Notes on William Shatner’s new Epix special “Get A Life”:
* It’s a decent and even moving documentary about Star Trek fandom, but nowhere near as entertaining as 1997’s “Trekkies” or its 2004 sequel.
* Though allegedly the documentary version of Shatner’s book of the same name, “Get A Life” was written and directed by Shatner but feels too often like an hour-long commercial for Creation Entertainment, which has organized thousands of conventions dedicated to Star Trek and other nerd fare.
* Shatner says he’s appeared at “hundreds” of Stat Trek conventions. Why was I under the impression he rarely appeared at these things?
* Shatner narrates and appears in cartoon form in the credits, but he’s not on screen very much. Mostly he’s glimpsed fireside, listening to a myth expert essentially regurgitating what Joseph Campbell told Bill Moyers a quarter century ago.
* There’s a lot of footage of couples who met each other through Trek fandom.
* Those interviewed include new Sulu John Cho, old Uhura Nichelle Nichols, Celeste Yarnall (Yeoman Martha Landon of “The Apple”) and Arlene Martel (who play Spock’s wife T’Pring in “Amok Time”). (Does Zoe Saldana’s Uhura knows about T’Pring?)
* We see Lawrence Montaigne, who played Stonn (whom T’Pring preferred to Spock) attend a lecture on “Star Trek.”
* We get a moving update on muscular dystrophy sufferer David “Captain Dave” Sparks Jr., introduced in Shatner’s “The Captains” documentary.
* We meet a firefighter who likes to dress as Romulans and Klingons and a Hubble telescope software manager. We meet Richard Arnold, a Star Trek expert and assistant to Gene Roddenberry who was on the Paramount payroll between 1986 and 1991.
* The great Ira Steven Behr, the longtime “Deep Space Nine” showrunner who these days walks with a cane and dyes his goatee blue, appears for a few seconds to tell us Trek represented optimism.
* We see Terry Farrell reunite with Nana Visitor and Rene Auberjonois. Farrell apparently hadn’t seen the other two since she left DS9 to joined the cast of “Becker” in 1998.
* One of the more interesting revelations is Visitor continues to be followed around the world by a quintet of heavyset, middle-aged female fans who can afford to see Visitor every time she’s on the Broadway stage.
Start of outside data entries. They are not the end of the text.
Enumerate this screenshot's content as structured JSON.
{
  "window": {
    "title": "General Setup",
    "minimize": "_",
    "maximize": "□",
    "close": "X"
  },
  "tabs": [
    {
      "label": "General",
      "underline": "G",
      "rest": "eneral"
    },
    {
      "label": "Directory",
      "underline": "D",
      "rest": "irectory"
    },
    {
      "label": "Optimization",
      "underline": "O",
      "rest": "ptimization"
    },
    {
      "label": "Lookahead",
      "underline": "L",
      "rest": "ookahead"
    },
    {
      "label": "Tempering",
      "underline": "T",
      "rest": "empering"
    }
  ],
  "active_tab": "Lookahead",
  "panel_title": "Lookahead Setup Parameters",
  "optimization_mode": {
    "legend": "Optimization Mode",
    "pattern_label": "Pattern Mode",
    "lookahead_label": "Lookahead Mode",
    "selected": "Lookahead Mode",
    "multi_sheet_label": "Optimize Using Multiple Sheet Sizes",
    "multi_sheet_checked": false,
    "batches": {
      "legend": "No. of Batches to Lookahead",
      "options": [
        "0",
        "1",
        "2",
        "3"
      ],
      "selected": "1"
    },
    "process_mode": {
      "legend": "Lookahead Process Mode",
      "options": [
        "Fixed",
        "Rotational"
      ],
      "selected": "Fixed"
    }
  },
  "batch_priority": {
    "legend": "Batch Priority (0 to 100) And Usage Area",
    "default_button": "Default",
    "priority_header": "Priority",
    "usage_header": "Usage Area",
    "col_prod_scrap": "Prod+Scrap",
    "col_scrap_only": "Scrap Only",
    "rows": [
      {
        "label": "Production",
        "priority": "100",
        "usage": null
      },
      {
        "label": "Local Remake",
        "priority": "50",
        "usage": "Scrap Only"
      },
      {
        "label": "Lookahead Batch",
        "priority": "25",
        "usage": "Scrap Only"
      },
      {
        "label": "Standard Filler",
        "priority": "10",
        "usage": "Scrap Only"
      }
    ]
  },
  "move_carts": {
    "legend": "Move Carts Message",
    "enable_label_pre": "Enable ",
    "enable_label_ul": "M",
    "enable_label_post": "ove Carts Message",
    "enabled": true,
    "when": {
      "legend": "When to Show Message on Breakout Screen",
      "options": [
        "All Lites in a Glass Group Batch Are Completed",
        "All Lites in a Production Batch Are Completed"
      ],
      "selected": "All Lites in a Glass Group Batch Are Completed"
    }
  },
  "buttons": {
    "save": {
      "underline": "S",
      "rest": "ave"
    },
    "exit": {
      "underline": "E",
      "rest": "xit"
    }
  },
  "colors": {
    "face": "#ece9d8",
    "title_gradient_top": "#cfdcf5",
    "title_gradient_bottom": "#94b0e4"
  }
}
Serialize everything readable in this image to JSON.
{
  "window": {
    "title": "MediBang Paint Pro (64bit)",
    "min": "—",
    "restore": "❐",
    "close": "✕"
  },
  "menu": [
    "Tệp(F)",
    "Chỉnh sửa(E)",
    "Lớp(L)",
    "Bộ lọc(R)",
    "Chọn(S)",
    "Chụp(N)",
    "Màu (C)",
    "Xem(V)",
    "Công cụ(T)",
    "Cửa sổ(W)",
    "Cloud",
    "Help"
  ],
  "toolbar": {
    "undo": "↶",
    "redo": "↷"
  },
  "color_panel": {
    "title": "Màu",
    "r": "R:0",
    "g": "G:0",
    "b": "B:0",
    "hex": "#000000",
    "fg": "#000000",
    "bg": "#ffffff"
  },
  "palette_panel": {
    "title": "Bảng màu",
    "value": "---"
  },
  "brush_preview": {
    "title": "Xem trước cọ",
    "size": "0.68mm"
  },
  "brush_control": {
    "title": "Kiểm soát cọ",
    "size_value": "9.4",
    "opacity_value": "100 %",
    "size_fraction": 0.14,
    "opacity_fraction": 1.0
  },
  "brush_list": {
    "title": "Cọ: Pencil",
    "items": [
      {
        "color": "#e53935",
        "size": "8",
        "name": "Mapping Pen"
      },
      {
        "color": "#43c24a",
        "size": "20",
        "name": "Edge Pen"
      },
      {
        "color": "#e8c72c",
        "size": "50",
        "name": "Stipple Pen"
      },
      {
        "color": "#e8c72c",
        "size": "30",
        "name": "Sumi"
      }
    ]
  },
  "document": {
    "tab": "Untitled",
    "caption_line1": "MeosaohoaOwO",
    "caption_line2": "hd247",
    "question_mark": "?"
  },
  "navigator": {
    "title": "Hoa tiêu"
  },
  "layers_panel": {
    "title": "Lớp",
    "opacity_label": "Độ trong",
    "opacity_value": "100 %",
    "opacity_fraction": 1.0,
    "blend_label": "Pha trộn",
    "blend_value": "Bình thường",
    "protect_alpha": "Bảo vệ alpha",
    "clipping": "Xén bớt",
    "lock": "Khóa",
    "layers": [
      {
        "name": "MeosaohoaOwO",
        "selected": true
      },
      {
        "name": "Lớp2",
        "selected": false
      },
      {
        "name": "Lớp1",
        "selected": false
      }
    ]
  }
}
* Best of all, we get to meet Heather Marsh, a likeable young woman who once cried when she saw an image of Jadzia Dax on a giant banner. We get to see her have a long sit-down with Jadzia alter ego Terry Farrell in an empty convention ballroom.
8 p.m. Saturday. Epix.